Another great composer was this Russian, born in Western Russia. Tchaikovsky put out all types of music, which included symphonies, operas, ballets, instrumental and chamber music and songs. He wrote some of the most popular concert and theatrical music in the classical repertoire, including the ballets Swan Lake, The Sleeping Beauty and The Nutcracker, the 1812 Overture, his First Piano Concerto, his last three numbered symphonies, and the opera Eugene Onegin. Born into a middle-class family, Tchaikovsky was educated for a career as a civil servant, despite his obvious musical precocity. He pursued a musical career against the wishes of his family, entering the Saint Petersburg Conservatory in 1862 and graduating in 1865. This formal, Western-oriented training set him apart from the contemporary nationalistic movement embodied by the influential group of young Russian composers known as The Five, with whom Tchaikovsky’s professional relationship was mixed. Although he enjoyed many popular successes, Tchaikovsky was never emotionally secure, and his life was punctuated by personal crises and periods of depression. Contributory factors were his suppressed homosexuality and fear of exposure, his disastrous marriage, and the sudden collapse of the one enduring relationship of his adult life, his 13-year association with the wealthy widow Nadezhda von Meck.
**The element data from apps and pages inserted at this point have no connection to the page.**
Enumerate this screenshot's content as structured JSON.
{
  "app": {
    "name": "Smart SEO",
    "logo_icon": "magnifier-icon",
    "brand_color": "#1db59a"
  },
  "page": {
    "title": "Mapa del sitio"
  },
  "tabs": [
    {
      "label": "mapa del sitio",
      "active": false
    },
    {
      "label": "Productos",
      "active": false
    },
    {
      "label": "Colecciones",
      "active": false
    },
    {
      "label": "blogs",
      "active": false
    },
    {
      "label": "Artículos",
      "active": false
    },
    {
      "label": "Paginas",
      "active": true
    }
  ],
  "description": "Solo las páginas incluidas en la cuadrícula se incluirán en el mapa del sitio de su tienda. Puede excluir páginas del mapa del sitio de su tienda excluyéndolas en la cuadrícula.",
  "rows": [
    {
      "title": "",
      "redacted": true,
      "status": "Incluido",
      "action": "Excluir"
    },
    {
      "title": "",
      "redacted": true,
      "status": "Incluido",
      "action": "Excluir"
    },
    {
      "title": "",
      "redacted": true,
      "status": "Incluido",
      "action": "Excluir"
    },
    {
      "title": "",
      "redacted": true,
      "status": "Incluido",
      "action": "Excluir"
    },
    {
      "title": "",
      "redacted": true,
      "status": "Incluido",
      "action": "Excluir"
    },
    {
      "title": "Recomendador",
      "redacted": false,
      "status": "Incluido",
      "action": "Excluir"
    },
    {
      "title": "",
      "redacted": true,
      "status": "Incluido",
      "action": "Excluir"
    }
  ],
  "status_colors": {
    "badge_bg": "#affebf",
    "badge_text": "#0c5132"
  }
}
Amid private turmoil Tchaikovsky’s public reputation grew; he was honored by the Tsar, awarded a lifetime pension and lauded in the concert halls of the world. His sudden death at the age of 53 is generally ascribed to cholera, but some attribute it to suicide.